Possible Duplicate: How should I care for my knives? At home i have this knife: http://www.bedbathandbeyond.com/product.asp?SKU=11097073&RN=1038& I picked that one up several years ago, but haven't done much in the way of any maintenance on it. I did pick up a cheap sharpener but it didn't seem to have much effect so i stopped using it. The knife seems dull to me. It doesn't... if that sounds like an unrealistic expectation. So i have 2 questions: is that (or was it before i didn't maintain it correctly) a good knife? In searching here i saw victorinox suggested as a good value
Possible Duplicate: How do you cook a steak like those found in fine steakhouses? hi, I have tried several times to cook steak at home but they were not as delicious and good as they were at restaurants. I used pan to cook that and just a little oil so that it wouldn't stick to pan. the heat was at the low level. what is your advice on this? what type of equipment should I use? grill? thanks.
I have a very simple recipe for homemade pasta dough (one egg to 100g flour, some oil), and found this worked great on my first small batch. I mixed it in a stand mixer and immediately rolled it out, using lots of flour to keep things from sticking. It was a bit thick, but I chalk that up to inexperience. On my second batch I made slightly more dough and split it into four balls before rolling each one out. The first two I rolled out almost right away, cut and shaped the pasta, and threw on a plate with some flour until I got around to cooking it. I left the last two balls of dough sitting
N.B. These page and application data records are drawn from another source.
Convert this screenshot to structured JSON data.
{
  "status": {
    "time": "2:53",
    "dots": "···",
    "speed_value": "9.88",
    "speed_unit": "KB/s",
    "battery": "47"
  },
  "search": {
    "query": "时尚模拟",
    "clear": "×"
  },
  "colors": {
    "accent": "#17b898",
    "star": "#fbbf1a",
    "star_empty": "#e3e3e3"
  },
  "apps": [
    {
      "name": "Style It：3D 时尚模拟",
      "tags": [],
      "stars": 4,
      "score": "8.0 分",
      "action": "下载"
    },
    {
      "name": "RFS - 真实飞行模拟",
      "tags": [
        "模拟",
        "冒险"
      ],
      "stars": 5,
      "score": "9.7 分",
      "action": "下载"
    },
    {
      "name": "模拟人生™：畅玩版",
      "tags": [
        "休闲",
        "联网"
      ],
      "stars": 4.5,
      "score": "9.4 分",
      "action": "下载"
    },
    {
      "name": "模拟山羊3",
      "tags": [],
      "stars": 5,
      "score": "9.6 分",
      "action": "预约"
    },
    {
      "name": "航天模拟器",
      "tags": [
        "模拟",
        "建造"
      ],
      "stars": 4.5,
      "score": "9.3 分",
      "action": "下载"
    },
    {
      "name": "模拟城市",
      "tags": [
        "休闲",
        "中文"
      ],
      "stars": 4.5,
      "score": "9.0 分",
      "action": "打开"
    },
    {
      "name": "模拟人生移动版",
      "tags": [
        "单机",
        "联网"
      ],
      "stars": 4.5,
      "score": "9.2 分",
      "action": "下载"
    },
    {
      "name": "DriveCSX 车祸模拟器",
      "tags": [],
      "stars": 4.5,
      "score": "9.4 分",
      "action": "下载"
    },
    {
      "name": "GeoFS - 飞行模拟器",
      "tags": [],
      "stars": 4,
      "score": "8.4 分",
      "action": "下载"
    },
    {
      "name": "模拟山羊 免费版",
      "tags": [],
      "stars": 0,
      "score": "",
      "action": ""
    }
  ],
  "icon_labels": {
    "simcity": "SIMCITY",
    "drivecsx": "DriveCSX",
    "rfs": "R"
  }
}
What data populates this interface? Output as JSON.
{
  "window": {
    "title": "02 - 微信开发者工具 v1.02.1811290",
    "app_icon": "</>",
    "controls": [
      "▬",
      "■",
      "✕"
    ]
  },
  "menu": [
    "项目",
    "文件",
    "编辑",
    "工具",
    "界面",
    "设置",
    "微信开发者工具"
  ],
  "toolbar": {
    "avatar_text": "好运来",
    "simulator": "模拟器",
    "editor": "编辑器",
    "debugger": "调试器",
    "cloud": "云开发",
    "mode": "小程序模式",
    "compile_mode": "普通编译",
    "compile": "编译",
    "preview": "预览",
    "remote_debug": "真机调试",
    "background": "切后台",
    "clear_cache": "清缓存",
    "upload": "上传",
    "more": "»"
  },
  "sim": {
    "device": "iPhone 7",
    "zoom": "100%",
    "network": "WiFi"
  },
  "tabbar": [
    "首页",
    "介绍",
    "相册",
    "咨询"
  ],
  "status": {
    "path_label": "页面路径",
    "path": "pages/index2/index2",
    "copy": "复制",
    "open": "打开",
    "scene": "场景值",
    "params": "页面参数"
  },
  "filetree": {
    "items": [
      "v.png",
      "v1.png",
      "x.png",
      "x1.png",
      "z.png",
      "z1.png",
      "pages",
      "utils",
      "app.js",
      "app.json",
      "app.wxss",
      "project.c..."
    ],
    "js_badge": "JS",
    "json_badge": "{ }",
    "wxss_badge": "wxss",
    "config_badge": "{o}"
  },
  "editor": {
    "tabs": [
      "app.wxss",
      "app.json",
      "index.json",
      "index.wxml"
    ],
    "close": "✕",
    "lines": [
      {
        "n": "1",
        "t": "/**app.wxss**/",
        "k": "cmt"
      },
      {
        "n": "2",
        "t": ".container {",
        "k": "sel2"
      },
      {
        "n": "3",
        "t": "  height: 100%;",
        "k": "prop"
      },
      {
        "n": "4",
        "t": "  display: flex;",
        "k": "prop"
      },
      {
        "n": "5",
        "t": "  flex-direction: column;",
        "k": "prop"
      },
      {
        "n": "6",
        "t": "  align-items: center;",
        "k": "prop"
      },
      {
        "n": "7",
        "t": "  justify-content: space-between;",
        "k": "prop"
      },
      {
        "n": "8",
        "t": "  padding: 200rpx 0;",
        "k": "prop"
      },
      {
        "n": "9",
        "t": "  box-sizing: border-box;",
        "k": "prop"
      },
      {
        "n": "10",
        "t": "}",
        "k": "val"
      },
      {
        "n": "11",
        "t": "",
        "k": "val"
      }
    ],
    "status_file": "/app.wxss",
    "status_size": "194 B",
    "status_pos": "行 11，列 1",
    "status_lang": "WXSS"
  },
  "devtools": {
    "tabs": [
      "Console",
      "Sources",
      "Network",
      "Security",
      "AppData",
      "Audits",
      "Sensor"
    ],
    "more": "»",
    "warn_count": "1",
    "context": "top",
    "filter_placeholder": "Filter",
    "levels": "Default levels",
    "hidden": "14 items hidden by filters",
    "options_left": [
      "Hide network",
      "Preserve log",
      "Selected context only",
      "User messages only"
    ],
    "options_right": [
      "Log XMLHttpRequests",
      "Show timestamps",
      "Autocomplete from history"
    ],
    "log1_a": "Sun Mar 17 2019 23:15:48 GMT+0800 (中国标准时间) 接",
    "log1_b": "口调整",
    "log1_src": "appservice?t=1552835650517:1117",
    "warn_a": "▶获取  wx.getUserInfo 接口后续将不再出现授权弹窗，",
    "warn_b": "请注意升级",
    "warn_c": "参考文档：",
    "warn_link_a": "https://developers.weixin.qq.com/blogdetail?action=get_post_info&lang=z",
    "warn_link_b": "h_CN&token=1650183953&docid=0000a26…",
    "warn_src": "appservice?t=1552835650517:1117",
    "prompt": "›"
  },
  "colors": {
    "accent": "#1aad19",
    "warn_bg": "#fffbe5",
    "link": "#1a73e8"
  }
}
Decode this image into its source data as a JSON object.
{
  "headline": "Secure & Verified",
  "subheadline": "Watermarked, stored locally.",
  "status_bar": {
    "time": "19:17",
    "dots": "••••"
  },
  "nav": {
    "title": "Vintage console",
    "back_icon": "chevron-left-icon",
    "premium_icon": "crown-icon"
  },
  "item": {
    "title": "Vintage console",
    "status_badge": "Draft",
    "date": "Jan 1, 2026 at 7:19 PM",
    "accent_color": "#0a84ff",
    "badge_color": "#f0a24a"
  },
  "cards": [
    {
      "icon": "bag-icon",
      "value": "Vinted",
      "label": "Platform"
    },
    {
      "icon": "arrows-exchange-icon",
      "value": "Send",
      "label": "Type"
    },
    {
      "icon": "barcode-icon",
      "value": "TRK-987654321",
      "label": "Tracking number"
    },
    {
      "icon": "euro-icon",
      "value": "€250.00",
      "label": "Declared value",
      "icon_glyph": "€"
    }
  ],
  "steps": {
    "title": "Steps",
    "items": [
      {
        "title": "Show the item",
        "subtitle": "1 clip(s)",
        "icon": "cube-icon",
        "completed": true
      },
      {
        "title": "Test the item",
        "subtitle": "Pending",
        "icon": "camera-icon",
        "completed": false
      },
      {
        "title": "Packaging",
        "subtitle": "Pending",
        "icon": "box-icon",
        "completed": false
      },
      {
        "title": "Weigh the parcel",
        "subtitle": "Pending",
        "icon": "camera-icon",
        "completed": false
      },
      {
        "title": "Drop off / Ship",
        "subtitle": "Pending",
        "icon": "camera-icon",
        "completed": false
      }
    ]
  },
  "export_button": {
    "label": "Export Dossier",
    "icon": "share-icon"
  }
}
Possible Duplicate: Rubbing eggplants in salt I've heard that salting an eggplant (aubergine) before cooking/frying it is necessary not only to reduce the amount of liquid in the result but also to rid the eggplant of some bitterness. I see, online, some support for the claim that the taste of salt removes bitterness, but that would not require pre-salting: one could simply add salt... eggplants to rid them of bitterness. So my questions are: Is it true pre-salting reduces bitterness to an extent that regular salting of a dish does not, and, if so, are eggplants on the market
that Canada may be difficult to classify, as some regions (especially near the southern border) use US terms, while others may use UK terms. It's a community wiki, so feel free to edit and clarify... it with language) Also see What international cooking terms sound similar but have different meanings? for similar issues with other languages. Vegetables: Eggplant (US, AU) is an aubergine (UK). Zucchini (US..., likely to have allspice and possibly other similar spices. Either one may have ginger and cloves as well. Mixed spice may contain coriander (seed) or caraway. Baked Goods: Cookies (US, CA